1) Clarified butter is recommended for the butter soak here, for best flavor results. However, you can use regular unsalted butter, too. Simply melt and cool it.
2) Filo dough also known as phyllo dough can be found in the freezer section of most supermarkets. Keep it frozen until you know you will be using it. Remove it from the freezer, let the roll come to room temperature (do not try to unroll the frozen dough or it will break!). Once all the sheets have defrosted and are easy to separate, open up the roll, and immediately cover the top layer with a slightly wet kitchen cloth to prevent the dough from drying. As you work with each sheet of dough, keep the rest covered - the dough dries quickly!
3) You can use pistachio instead of walnuts for the filling.
4) For a crispier baklava, you can use less syrup (In fact, the book suggests less water and sugar). Use 2 1/2 cup cold water and 3 1/2 cup granulated sugar.
Ladies and gentlemen, we can now begin. Enjoy!
For the Syrup:
4 cups water
5 cups granulated sugar
2 tablespoons lemon juice
For the Filling:
3 cups walnuts
2 tablespoons granulated sugar
For the Butter Soak:
1 1/2 cups unsalted clarified butter (recipe at the end)
2 packages filo (phyllo) dough, each containing 20-22 sheets of dough
First, make the syrup: Combine the water with the sugar in a medium size saucepan. Boil the mixture for 5 minutes, then lower the heat and simmer, uncovered, for about 10 minutes. The syrup is ready when it is light yellow. Stir the lemon juice into the syrup and set it aside to cool.
Next, prepare the filling: Place the walnuts and sugar in a food processor. Process until medium ground - do not grind too fine, you should feel the crunch when you eat the baklava. Set aside.
Brush the inside of a 12 x 16 x 1 - inch baking pan all over with a little of the clarified butter.
Preheat the oven to 375F.
Gently place 1 sheet of dough in the pan.
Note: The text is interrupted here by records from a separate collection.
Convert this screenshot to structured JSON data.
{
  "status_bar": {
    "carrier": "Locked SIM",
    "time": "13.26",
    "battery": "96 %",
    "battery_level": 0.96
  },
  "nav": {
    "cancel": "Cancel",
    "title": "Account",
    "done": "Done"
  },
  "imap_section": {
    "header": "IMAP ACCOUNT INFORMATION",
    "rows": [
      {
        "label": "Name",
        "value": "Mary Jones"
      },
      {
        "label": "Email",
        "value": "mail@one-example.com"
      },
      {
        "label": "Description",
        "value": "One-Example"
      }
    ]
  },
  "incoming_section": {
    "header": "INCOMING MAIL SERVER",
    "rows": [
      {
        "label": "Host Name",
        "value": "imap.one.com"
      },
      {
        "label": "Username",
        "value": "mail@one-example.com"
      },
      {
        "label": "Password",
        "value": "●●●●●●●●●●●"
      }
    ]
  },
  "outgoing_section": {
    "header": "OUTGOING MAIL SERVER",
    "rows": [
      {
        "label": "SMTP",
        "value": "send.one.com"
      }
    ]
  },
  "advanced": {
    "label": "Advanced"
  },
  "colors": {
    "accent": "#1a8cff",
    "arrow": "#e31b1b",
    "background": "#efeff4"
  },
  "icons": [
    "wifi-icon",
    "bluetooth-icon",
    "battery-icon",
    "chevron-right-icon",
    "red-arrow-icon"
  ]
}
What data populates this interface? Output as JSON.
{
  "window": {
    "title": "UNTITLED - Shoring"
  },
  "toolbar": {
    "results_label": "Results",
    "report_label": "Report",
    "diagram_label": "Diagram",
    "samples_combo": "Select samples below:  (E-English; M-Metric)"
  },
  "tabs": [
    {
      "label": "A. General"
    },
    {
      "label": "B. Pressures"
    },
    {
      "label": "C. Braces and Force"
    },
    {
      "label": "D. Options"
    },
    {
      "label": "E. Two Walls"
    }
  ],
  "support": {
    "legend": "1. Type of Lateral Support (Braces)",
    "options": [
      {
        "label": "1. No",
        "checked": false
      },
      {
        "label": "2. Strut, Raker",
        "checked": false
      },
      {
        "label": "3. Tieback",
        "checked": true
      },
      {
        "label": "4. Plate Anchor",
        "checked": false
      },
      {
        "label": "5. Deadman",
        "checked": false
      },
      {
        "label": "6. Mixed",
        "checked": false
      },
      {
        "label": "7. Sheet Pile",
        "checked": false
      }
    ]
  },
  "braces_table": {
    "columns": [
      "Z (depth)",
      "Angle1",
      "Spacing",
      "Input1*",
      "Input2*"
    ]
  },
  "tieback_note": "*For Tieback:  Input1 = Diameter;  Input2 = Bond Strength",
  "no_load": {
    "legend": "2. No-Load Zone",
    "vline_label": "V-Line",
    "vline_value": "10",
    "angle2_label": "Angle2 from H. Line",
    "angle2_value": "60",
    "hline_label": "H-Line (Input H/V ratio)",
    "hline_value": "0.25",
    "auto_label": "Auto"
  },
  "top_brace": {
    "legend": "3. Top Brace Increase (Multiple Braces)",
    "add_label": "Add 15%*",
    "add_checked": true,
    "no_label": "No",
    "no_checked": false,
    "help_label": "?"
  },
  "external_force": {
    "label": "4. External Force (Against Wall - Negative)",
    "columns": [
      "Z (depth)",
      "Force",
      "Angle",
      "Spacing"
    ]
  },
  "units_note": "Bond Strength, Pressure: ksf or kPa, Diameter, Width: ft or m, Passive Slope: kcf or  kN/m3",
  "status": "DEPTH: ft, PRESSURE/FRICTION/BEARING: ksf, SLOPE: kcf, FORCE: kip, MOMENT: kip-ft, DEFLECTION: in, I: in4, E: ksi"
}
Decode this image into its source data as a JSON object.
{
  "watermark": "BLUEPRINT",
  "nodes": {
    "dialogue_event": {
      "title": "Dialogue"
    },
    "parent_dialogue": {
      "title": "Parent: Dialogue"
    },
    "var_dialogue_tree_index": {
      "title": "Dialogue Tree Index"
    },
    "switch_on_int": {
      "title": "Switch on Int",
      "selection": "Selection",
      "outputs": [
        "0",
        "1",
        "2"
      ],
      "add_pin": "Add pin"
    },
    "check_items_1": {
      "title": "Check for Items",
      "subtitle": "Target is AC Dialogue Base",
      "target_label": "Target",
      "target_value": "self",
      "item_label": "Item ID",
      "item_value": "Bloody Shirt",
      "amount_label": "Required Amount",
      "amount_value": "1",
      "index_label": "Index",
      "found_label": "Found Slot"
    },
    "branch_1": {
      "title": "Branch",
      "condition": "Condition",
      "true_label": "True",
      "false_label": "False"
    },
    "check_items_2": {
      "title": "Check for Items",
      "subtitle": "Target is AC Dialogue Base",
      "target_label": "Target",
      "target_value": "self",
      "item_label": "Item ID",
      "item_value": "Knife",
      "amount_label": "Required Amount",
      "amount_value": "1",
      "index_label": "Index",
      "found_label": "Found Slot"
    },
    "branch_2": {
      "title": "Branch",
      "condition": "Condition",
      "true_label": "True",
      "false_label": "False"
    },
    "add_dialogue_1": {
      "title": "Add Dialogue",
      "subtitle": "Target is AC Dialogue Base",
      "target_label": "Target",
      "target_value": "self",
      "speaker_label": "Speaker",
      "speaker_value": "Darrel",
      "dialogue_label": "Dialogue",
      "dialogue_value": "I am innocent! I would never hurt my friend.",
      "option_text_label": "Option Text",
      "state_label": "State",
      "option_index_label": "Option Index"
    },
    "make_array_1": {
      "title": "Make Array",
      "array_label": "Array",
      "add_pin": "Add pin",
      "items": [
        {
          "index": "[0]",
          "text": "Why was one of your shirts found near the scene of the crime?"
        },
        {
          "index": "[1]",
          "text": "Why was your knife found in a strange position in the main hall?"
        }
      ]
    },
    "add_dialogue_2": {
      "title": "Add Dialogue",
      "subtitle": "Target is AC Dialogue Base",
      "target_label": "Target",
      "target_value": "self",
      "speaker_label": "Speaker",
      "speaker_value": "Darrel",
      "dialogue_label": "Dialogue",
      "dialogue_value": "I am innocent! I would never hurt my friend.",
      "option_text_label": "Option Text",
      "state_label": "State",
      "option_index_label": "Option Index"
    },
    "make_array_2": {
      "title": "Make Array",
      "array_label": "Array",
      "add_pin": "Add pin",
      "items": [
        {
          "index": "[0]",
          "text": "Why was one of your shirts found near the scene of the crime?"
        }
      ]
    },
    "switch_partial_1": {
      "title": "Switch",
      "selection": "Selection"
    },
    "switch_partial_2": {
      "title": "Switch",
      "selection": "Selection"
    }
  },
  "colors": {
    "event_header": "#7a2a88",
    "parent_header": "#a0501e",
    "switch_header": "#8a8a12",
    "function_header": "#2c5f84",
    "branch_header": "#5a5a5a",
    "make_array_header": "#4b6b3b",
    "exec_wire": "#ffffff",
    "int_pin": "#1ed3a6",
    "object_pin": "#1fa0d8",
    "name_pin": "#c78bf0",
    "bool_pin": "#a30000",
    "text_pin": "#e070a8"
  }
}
Be careful as the dough is very fragile. Do not worry if there are some minor tears though. With a wide pastry brush, lightly brush the dough with a little of the clarified butter (about 2 tablespoons). Continue layering the dough and brushing with butter until one package of dough is used. Minor tears and cuts are ok.
Spread the walnuts over the dough and lightly sprinkle it with water (using a plant mister is best!) to help the dough adhere to the walnuts when the next layer is added.
Using the second package of filo dough, layer the dough over the walnuts, brushing each sheet with a little of the butter. Brush the top layer and the edges with clarified butter.
Using a sharp knife dipped in hot water, cut through the dough halfway down (cutting the dough halfway down before baking will allow the top layers of dough to curl under as they bake) lengthways 5 times to obtain 6 parallel strips, then cut across 11 times to obtain 12 parallel strips. Depending on how small or big you want your baklava, you can cut into as few or as many strips you want. You can also cut the dough into diamonds.
Bake the baklava in the center of the oven for 30 minutes. Lower the heat to 325F and for an additional 30 minutes until the top is light brown. Remove the baklava from the oven and let it sit at room temperature for about 10 minutes. Recut the pastries along the lines all the way to the bottom of the baking pan and pour the cold syrup evenly over the cut lines. Let baklava cool completely. Serve at room temperature. It will keep for one week stored in a cool, dry place.
Clarified Butter (AZ Cookbook recipe)
You can make clarified butter out of any amount of butter you want. But before making clarified butter, start with about 25% more unsalted butter than the required amount of clarified butter in a particular recipe, as butter reduces in volume while cooking.
To make clarified butter, place chunks of unsalted butter in a heavy bottomed pan and melt over low heat. Gently simmer until foam rises to the top. Once no more foam rises to the top (and dark solids have formed on the bottom of the pan (after about 20 minutes of simmering), remove the pan from the heat. Skim off the foam and discard. Line a fine-mesh strainer with large muslin or 2-3 layers of clean cheesecloth and set the strainer over a heatproof bowl or a pan. Pour the warm butter onto the strainer to rid it off any solids from the pan. Discard the solids. Store the clarified butter in a closed container (a jar works great) in a cool place for up to 6 months.